*** Opening Study material ***
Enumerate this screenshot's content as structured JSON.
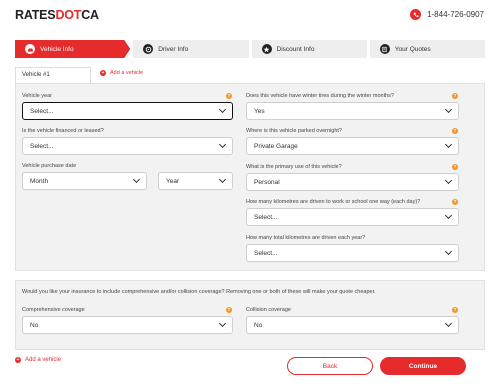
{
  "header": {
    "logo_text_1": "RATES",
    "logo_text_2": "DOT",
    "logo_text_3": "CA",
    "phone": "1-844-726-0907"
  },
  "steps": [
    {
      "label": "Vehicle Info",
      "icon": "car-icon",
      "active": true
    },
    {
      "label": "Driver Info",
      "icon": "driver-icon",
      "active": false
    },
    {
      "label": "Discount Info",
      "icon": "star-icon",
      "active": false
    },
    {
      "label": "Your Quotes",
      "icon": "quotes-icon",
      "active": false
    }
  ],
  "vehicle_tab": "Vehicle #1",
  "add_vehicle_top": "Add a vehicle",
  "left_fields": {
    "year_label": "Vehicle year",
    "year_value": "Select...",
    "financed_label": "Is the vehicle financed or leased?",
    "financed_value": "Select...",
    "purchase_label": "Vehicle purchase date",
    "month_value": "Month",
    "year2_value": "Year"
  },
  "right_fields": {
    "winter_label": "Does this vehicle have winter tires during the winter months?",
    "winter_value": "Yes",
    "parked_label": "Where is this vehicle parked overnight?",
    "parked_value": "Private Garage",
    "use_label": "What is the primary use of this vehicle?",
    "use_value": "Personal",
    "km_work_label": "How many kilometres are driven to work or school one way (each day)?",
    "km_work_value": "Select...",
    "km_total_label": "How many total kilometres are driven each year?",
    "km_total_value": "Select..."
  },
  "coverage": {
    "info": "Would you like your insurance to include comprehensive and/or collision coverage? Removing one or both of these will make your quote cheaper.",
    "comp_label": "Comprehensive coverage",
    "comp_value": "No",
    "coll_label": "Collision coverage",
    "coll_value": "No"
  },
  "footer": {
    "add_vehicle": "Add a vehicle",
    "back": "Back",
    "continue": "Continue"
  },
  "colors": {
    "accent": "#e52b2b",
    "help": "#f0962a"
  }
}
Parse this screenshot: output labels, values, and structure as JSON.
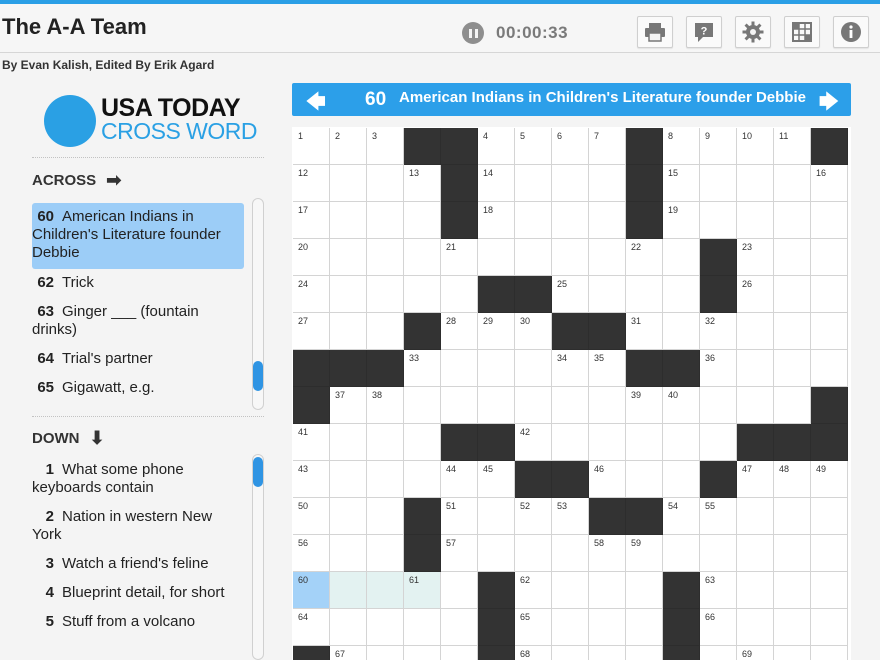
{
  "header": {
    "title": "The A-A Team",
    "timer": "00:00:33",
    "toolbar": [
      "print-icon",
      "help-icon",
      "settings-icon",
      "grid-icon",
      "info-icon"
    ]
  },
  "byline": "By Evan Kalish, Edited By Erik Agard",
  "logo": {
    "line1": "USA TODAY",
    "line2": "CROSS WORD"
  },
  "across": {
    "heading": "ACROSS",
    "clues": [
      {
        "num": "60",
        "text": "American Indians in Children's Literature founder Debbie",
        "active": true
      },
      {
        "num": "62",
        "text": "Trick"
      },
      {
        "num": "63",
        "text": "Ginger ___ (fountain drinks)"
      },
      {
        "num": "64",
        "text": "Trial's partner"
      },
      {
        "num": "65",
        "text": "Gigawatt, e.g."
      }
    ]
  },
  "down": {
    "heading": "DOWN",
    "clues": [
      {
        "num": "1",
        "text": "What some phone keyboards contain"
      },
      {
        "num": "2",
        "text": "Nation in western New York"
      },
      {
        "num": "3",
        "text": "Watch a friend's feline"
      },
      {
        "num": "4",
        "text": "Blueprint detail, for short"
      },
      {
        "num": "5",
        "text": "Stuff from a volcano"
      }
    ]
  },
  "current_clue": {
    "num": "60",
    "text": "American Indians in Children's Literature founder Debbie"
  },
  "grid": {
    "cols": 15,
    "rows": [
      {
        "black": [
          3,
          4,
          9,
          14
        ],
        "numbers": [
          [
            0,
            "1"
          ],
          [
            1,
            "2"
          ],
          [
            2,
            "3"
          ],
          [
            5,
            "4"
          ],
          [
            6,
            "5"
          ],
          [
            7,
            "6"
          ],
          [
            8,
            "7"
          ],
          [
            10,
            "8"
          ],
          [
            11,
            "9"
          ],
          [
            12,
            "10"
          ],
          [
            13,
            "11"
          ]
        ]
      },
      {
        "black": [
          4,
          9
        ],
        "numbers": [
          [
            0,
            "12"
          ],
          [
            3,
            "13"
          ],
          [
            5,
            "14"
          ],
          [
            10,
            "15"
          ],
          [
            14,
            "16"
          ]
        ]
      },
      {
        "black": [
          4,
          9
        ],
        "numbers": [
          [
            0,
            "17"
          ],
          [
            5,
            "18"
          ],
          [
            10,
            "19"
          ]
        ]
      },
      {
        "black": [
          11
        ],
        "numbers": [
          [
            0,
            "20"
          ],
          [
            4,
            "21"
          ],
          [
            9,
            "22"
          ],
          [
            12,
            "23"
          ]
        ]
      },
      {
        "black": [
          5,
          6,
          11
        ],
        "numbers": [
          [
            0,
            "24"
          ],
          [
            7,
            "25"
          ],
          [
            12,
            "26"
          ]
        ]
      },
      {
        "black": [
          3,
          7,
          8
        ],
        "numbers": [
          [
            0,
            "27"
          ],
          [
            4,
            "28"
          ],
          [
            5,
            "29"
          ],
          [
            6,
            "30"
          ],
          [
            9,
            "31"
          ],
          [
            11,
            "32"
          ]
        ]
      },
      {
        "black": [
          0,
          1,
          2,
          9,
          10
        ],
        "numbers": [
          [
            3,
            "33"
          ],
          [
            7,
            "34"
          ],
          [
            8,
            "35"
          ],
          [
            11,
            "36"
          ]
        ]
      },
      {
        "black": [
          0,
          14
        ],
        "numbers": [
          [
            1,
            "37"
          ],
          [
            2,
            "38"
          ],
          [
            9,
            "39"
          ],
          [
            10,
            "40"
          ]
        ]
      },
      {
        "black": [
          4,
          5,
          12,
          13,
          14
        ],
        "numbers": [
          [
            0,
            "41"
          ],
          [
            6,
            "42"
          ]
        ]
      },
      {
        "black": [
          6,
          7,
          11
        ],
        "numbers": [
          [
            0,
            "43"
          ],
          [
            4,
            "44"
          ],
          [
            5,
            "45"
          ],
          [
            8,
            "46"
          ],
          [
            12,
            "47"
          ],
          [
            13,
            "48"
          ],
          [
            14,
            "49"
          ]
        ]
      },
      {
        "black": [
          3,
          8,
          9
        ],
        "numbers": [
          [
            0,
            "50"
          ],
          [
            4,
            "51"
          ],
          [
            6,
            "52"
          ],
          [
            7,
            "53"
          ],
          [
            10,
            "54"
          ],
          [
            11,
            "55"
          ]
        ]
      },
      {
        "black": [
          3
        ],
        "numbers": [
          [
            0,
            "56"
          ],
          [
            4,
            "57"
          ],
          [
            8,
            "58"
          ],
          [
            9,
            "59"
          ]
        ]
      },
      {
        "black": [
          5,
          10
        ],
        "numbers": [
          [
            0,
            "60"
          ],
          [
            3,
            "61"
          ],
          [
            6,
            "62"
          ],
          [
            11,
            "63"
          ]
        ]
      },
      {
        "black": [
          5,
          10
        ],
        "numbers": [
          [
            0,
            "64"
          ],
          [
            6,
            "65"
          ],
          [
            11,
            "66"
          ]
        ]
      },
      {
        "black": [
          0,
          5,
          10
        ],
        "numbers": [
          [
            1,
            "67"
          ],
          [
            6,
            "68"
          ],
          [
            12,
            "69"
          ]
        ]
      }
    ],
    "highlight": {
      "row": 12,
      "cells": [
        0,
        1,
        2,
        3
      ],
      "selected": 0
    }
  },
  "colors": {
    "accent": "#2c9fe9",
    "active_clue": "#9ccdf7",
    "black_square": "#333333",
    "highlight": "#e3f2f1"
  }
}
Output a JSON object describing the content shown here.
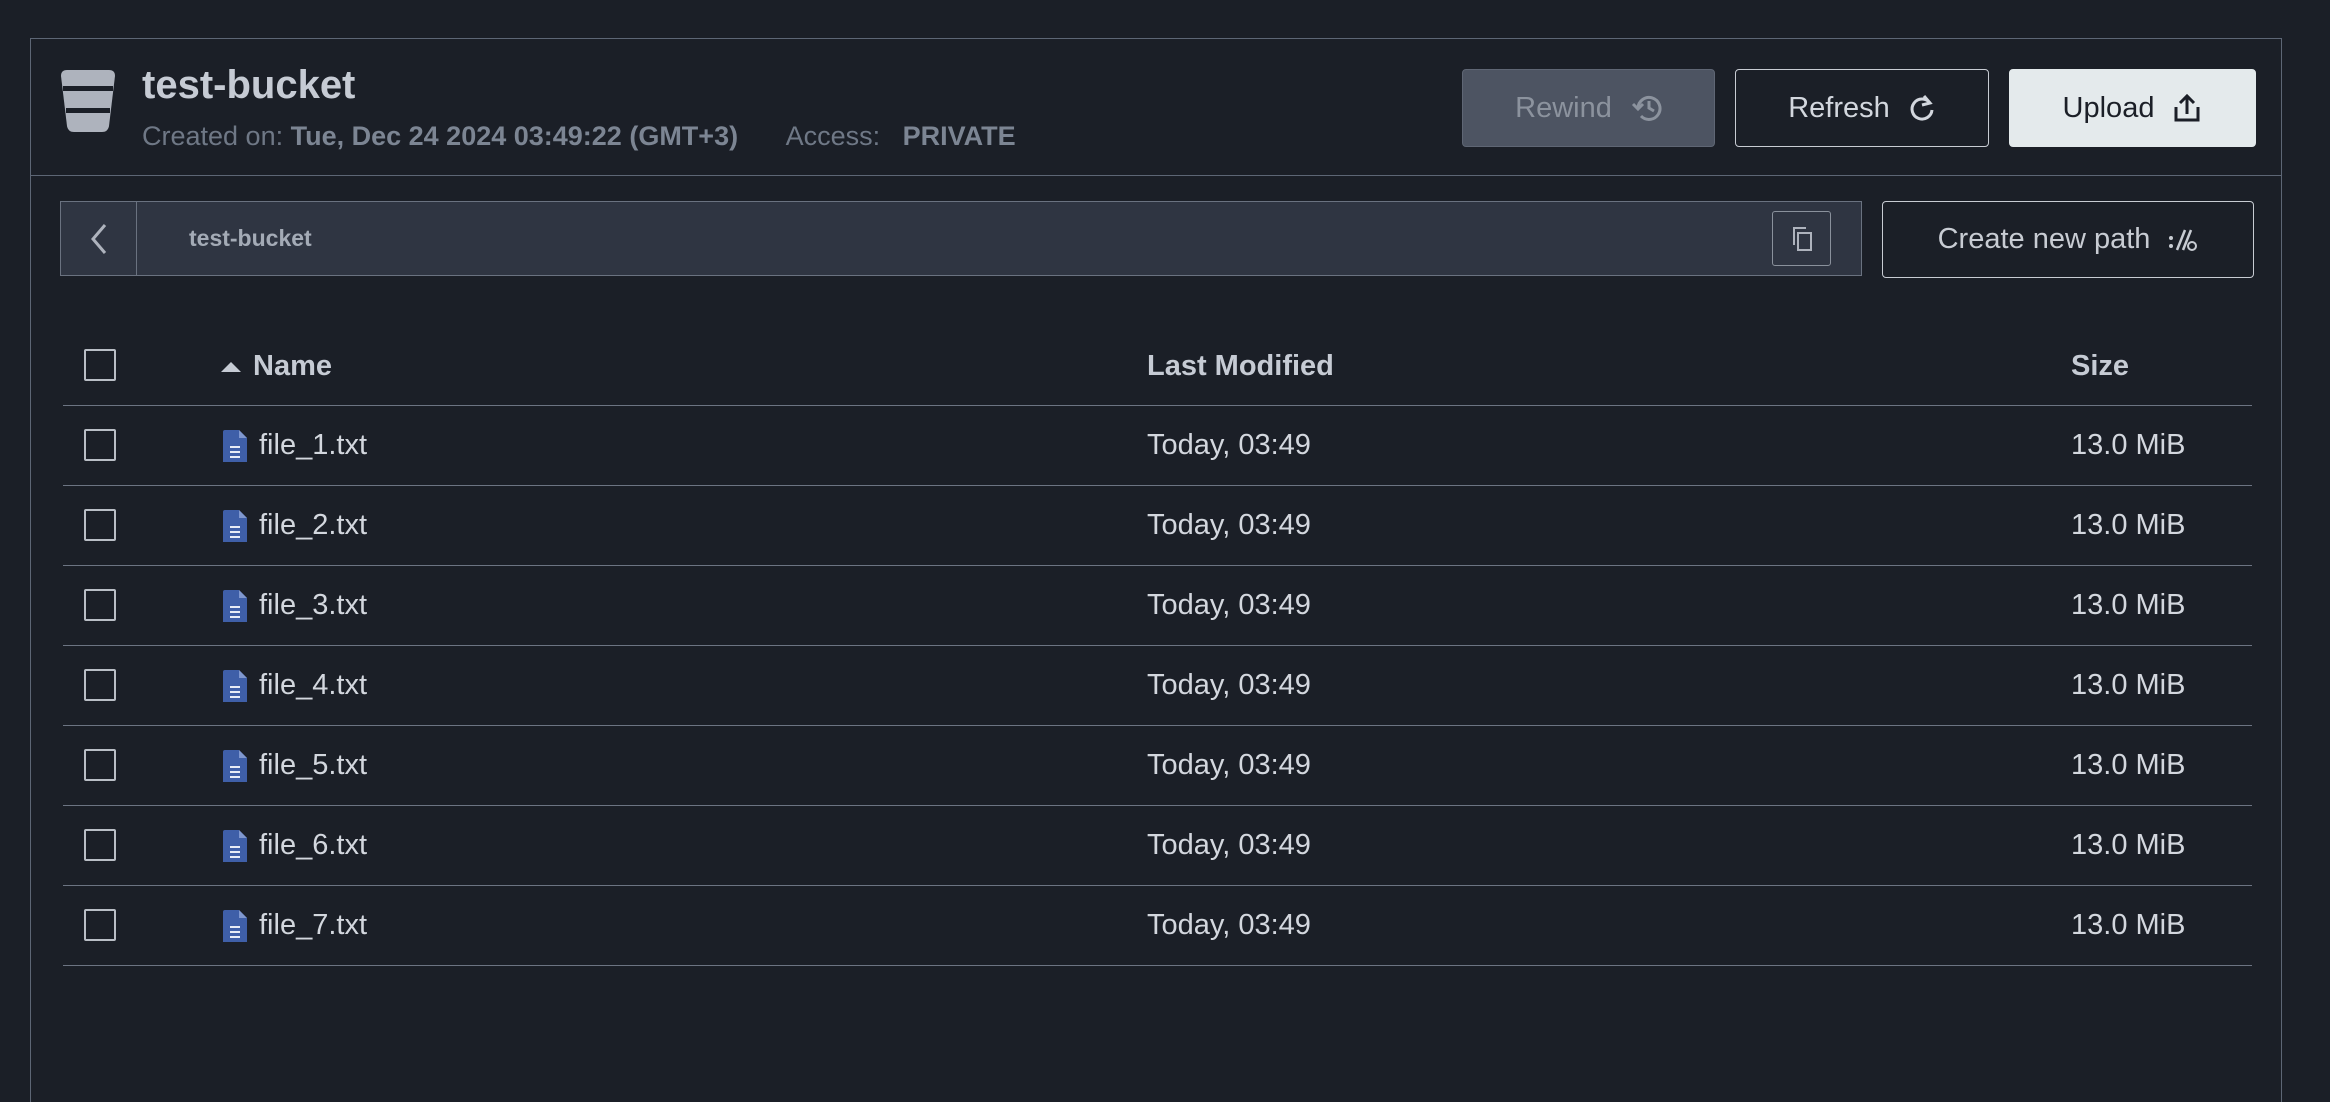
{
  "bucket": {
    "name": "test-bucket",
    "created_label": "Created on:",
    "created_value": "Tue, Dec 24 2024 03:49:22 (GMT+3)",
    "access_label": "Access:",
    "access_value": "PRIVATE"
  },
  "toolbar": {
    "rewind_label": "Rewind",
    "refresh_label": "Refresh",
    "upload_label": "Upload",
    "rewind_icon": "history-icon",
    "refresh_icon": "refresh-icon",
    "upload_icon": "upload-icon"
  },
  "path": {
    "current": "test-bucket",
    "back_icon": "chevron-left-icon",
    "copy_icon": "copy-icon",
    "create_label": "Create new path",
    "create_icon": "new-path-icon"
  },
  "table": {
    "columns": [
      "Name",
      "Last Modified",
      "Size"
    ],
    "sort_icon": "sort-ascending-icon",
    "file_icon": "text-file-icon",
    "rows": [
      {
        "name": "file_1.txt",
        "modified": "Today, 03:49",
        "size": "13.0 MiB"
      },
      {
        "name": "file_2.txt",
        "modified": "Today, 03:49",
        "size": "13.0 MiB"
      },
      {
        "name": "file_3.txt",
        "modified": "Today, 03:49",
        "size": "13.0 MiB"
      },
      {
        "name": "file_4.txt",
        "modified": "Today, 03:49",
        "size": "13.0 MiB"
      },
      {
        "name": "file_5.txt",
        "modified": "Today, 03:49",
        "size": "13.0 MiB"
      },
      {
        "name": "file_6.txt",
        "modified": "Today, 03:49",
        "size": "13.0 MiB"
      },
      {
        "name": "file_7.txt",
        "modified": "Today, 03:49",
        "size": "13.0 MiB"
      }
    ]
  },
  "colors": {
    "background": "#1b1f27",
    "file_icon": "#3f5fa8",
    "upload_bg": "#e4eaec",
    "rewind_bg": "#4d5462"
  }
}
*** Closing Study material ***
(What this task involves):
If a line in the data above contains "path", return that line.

(Result below):
  "path": {
    "create_label": "Create new path",
    "create_icon": "new-path-icon"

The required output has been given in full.